What lines in the records below hold the string "rate"? Please show them.
** Opening AVAILABLE RECORDS block **
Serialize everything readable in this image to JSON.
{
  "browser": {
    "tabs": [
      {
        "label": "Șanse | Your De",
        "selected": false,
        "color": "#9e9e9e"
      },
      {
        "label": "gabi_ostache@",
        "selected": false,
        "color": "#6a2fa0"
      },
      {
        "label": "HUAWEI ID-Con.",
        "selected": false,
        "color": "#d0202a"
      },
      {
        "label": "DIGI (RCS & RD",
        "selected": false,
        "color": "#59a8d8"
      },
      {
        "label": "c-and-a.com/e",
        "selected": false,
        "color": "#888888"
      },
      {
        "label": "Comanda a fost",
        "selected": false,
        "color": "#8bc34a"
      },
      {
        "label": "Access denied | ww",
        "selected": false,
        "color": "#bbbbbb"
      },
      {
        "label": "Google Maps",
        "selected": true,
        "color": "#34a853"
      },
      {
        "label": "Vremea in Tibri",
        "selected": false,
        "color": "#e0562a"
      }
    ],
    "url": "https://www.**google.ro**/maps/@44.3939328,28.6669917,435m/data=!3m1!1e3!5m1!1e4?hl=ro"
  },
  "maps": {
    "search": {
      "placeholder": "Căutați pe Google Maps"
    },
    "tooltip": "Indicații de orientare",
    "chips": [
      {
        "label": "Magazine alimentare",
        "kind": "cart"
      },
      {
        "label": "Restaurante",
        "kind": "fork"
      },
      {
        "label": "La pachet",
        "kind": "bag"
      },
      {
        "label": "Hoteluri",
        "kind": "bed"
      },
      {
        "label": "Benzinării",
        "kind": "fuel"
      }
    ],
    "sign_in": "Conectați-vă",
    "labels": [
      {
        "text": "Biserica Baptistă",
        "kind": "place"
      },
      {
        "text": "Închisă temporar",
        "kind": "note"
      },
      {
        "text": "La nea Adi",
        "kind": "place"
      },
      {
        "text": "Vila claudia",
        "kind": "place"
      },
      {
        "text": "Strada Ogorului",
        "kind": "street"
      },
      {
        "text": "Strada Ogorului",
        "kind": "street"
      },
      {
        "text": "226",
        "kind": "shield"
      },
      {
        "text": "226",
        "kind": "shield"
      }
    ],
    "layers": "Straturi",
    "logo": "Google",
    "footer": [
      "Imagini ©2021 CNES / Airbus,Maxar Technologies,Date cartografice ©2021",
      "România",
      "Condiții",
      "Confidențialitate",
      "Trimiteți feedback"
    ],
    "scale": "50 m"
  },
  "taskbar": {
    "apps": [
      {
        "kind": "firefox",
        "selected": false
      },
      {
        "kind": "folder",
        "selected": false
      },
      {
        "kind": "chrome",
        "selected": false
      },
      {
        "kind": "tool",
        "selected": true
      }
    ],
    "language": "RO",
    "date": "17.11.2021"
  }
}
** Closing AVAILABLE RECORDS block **
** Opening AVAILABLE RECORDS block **
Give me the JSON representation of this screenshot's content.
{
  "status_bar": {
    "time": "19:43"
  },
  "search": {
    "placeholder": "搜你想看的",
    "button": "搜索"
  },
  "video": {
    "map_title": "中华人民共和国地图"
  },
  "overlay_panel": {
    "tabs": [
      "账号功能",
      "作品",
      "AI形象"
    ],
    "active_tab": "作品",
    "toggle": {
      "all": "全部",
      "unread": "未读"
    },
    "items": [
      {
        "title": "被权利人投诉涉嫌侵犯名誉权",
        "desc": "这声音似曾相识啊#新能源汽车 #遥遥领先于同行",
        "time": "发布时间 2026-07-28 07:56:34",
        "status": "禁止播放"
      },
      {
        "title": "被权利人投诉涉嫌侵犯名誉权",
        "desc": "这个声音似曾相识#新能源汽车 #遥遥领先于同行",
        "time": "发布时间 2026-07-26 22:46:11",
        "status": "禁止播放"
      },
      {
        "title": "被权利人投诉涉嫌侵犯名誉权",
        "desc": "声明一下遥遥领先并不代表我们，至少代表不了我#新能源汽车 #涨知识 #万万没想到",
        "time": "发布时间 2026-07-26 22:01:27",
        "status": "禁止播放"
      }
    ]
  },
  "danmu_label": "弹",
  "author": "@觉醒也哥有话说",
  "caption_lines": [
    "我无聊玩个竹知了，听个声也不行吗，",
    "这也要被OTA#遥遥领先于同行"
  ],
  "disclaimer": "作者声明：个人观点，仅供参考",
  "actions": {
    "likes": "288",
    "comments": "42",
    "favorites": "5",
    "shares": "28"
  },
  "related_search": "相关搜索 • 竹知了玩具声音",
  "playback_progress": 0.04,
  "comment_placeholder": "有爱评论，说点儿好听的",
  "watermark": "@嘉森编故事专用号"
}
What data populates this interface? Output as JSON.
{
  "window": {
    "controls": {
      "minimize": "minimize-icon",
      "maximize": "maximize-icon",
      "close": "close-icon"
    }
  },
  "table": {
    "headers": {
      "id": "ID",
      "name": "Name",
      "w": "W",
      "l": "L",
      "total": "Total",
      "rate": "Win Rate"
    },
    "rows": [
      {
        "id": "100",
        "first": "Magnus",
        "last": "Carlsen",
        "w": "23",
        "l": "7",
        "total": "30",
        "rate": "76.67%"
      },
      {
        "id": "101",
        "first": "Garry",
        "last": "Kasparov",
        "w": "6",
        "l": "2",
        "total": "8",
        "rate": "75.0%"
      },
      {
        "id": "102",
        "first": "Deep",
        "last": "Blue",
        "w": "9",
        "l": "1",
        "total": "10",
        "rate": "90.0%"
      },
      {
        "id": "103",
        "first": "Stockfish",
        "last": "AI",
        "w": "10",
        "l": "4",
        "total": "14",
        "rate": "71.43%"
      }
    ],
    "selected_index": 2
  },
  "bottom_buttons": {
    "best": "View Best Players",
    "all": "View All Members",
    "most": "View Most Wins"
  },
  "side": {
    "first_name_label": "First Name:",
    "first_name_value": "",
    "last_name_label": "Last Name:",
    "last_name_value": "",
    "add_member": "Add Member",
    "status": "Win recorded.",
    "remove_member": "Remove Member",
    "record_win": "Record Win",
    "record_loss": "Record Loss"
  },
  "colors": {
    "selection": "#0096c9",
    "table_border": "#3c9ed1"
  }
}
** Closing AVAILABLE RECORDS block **
» **SOLUTION TO THIS TASK**
      "rate": "Win Rate"
        "rate": "76.67%"
        "rate": "75.0%"
        "rate": "90.0%"
        "rate": "71.43%"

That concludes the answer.